If the position does not appear to align with the occupation you have nominated, the case officer may find that the position is not genuine.
Temporary Residence Transition Stream – ENS 186 and RSMS 187 Visas
If using the Temporary Residence Transition, the application must be consistent with everything in the subclass 457 or subclass 482 visa.
One of the key matters which will be checked by the Department of Home Affairs is whether the visa applicant has been paid the nominated earnings for the whole duration of their subclass 457 or subclass 482 visa. A common issue here is where superannuation has been included in the nominated Guaranteed Annual Earnings. Because superannuation is not included in Guaranteed Annual Earnings (it is considered to be a separate employer obligation), this may inflate the earnings which were required to be paid to the visa holder.
Special attention must be given to this when applying for an ENS 186 visa or RSMS 187 visa under the Temporary Transition Stream.
Limited Availability of RSMS TRT Going Forward
With the RSMS subclass 187 visa closure on 16 November 2019, the Temporary Residence Transition stream of this visa will remain only available to a small group of people.
This group comprises two subgroups:
- Transitional 457 workers – those who held or had applied for (which was subsequently granted) a subclass 457 visa on 18 April 2017
- Transitional 482 workers – those who held or had applied for (which was subsequently granted) a TSS 482 visa on 20 March 2019
Currently, this appears to leave a group of people in the middle unaccounted for. These applicants may not be able to access the RSMS temporary transition after 16 November 2019.

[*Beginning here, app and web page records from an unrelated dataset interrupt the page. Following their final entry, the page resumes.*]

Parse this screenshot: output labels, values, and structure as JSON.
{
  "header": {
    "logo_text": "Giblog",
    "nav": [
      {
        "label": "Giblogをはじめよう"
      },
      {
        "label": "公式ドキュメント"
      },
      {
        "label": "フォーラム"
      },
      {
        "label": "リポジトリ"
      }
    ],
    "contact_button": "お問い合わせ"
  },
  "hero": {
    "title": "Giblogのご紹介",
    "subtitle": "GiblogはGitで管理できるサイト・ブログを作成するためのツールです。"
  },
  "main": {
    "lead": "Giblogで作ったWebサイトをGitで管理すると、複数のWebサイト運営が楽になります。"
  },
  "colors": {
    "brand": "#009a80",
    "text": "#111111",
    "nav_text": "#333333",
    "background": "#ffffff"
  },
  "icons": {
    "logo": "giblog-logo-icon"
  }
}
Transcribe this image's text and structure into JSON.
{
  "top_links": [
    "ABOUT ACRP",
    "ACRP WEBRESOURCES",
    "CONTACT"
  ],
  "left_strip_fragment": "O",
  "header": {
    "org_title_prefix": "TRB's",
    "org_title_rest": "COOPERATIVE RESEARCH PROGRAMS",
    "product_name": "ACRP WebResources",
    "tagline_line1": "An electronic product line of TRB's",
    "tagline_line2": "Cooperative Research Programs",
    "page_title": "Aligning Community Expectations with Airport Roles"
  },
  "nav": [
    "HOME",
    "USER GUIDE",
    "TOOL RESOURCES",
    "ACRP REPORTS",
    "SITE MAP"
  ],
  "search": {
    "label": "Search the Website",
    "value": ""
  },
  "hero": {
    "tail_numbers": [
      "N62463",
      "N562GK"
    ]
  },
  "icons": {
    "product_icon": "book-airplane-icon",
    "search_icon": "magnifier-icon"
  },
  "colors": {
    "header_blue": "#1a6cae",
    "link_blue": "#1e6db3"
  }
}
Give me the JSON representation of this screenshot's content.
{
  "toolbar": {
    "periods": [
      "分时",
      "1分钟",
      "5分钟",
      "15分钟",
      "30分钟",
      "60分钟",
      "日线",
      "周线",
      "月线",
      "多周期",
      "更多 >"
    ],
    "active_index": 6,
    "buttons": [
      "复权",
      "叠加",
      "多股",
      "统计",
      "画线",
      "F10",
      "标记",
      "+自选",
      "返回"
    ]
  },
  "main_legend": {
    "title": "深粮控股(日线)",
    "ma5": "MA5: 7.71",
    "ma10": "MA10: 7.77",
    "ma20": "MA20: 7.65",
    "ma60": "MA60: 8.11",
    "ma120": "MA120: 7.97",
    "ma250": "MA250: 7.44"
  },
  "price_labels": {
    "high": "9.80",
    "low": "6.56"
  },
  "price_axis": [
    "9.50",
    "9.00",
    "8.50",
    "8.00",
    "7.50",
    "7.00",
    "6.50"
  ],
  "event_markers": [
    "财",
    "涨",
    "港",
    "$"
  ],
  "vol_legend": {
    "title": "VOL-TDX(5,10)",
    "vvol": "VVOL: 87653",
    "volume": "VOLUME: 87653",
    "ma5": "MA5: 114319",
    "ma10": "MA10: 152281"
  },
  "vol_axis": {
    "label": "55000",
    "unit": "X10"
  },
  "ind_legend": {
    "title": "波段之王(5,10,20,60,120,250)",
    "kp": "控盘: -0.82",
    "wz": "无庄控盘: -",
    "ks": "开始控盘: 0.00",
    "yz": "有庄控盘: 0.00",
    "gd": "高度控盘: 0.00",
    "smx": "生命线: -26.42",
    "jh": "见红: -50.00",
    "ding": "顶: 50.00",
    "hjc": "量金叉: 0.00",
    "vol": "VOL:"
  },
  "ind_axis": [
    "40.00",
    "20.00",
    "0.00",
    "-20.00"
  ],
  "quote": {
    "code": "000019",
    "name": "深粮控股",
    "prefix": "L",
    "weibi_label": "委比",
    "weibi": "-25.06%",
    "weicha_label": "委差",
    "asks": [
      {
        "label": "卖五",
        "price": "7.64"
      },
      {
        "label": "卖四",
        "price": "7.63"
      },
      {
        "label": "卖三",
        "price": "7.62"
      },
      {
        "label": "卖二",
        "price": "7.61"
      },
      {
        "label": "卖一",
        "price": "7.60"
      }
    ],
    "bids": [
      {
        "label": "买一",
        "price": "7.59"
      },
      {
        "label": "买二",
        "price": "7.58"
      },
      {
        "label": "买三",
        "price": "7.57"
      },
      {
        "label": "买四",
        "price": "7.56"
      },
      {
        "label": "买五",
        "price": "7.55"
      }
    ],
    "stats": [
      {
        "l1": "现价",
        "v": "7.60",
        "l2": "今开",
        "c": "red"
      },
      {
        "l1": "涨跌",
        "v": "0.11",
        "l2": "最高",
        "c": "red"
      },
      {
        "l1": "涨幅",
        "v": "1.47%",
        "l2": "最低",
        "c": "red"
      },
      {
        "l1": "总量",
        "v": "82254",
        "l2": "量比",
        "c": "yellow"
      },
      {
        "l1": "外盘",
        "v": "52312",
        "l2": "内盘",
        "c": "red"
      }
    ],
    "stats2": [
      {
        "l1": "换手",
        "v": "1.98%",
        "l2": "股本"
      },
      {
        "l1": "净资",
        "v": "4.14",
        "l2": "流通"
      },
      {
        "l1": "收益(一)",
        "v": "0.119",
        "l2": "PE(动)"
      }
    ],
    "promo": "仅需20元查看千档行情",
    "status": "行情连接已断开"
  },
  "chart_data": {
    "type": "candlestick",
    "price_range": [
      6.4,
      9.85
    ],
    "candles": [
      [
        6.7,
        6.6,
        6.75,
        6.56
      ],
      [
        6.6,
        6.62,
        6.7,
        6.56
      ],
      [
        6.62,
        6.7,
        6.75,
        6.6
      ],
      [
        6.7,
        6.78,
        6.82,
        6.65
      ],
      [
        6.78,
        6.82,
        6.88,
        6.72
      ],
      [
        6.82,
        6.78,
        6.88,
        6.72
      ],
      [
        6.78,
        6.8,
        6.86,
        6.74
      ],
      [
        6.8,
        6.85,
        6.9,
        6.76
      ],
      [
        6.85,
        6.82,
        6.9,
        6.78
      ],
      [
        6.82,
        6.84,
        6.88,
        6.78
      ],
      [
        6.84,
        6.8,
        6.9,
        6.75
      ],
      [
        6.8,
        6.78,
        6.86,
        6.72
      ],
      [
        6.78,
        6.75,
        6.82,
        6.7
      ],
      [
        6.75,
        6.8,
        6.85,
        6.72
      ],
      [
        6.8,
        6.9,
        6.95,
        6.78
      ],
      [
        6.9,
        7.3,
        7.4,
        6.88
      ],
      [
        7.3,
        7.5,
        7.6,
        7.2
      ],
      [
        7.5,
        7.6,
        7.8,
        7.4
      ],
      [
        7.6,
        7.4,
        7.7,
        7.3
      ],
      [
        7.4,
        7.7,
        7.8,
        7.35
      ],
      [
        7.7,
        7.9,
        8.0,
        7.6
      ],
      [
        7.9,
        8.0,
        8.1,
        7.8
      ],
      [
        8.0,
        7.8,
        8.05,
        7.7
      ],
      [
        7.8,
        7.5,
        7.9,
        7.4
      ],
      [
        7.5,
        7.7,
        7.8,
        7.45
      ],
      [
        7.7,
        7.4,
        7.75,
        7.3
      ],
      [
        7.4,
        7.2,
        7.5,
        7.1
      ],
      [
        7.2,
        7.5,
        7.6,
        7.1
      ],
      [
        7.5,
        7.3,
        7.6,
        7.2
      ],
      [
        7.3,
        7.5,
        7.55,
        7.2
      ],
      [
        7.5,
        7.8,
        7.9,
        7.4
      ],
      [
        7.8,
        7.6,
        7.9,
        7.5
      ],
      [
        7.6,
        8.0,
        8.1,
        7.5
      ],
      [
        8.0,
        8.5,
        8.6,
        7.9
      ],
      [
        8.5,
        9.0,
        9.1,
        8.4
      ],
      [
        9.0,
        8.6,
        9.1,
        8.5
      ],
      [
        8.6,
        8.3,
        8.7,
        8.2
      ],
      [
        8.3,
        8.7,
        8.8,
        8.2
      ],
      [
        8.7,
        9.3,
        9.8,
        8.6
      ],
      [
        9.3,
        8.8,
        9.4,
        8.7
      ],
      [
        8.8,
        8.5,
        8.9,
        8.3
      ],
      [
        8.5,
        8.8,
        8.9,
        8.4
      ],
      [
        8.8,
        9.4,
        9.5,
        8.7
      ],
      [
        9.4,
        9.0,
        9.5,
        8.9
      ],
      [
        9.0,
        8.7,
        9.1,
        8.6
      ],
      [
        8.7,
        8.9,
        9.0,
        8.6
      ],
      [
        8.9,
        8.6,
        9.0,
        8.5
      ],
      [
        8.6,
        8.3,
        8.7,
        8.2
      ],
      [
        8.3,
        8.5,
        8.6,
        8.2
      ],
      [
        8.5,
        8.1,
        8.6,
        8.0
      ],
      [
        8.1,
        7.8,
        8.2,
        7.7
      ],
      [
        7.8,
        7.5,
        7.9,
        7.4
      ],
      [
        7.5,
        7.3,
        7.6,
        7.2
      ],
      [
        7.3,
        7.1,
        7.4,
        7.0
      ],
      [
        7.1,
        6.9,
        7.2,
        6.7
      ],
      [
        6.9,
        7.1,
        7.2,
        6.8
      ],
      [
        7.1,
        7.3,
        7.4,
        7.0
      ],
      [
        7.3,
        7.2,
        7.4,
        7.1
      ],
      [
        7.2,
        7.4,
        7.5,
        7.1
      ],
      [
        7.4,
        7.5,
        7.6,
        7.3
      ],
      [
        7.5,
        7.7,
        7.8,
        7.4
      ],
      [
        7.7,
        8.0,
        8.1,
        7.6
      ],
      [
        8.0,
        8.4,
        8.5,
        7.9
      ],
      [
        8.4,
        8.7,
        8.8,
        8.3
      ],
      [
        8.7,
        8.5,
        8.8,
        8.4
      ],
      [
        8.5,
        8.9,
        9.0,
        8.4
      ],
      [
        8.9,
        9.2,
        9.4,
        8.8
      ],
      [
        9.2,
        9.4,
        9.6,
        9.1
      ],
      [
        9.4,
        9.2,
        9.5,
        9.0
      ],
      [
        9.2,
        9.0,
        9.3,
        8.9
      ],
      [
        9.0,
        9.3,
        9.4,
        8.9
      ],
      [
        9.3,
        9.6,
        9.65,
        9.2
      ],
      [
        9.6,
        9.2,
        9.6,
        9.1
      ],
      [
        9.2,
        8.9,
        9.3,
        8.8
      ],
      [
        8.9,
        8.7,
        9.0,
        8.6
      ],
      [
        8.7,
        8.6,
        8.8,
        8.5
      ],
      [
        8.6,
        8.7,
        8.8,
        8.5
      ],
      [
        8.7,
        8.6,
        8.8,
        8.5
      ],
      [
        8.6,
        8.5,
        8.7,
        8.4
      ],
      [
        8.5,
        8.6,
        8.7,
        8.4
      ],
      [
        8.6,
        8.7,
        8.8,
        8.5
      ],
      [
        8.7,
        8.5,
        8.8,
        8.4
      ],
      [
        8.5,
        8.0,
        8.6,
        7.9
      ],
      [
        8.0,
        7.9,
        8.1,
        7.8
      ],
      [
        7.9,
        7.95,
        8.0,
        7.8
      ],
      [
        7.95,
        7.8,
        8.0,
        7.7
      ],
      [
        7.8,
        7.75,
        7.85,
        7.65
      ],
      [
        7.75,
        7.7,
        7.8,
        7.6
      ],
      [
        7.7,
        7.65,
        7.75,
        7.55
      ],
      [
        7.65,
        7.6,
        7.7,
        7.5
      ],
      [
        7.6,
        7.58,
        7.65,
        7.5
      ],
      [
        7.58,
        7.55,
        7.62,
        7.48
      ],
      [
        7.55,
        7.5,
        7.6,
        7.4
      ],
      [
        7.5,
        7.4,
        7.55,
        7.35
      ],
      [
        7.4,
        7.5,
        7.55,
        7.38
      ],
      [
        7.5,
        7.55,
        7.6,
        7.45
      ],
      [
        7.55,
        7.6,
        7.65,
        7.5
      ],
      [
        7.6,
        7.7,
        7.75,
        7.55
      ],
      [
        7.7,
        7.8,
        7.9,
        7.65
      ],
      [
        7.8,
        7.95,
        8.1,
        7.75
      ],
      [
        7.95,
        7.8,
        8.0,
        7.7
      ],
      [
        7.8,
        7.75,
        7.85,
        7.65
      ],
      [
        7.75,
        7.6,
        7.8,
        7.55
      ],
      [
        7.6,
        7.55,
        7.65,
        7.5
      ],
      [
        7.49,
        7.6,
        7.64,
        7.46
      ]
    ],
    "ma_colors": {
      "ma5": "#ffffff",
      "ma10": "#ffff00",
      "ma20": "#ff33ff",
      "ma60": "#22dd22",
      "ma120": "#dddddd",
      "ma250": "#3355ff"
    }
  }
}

For these workers, it may be worth considering whether Direct Entry can be completed prior to the shut-off.
If a negative decision is received from the Department of Home Affairs at either the nomination or visa application stage, a merits review at the Administrative Appeals Tribunal (AAT) may be available. The ordinary timeframe for applying for this is 21 days, so it is important that you act quickly.
If such a decision occurs at the nomination stage, it is important that both stages are appealed to the AAT. If the nomination is not appealed, the visa applicant will not be able to be successful on appeal.
It is very important if appealing that all efforts are made to strengthen the circumstances of the application while waiting for a hearing date to be set. It can currently take quite some time for a new employer-sponsored matter to be constituted at the AAT and a hearing date set.
This time presents both a difficulty and an opportunity for the business and the worker. During this time, the employer and employee need to strengthen their relationship to have the best prospects of success. The employee should continue working in the business and the business should maintain detailed records to clearly demonstrate this.
An appeal to the AAT is a merits review process, so the Tribunal Member will stand in the shoes of the decision maker and look at the situation anew. You are able to provide new evidence to seek an improved outcome.
Do you need help with an Australian visa application?
At Work Visa Lawyers we are experienced in assisting applicants in all matters relating to Australian visa applications. Our areas of expertise include Partner Visas, Skilled Migration visas, Business Skills Migration visas, Employer Sponsored Work Visas and other Family Migration visas as well as the Administrative Appeals Tribunal (AAT) Review, Judicial Review and Ministerial Intervention.
If you require further information regarding your Australia visa options you can contact us through: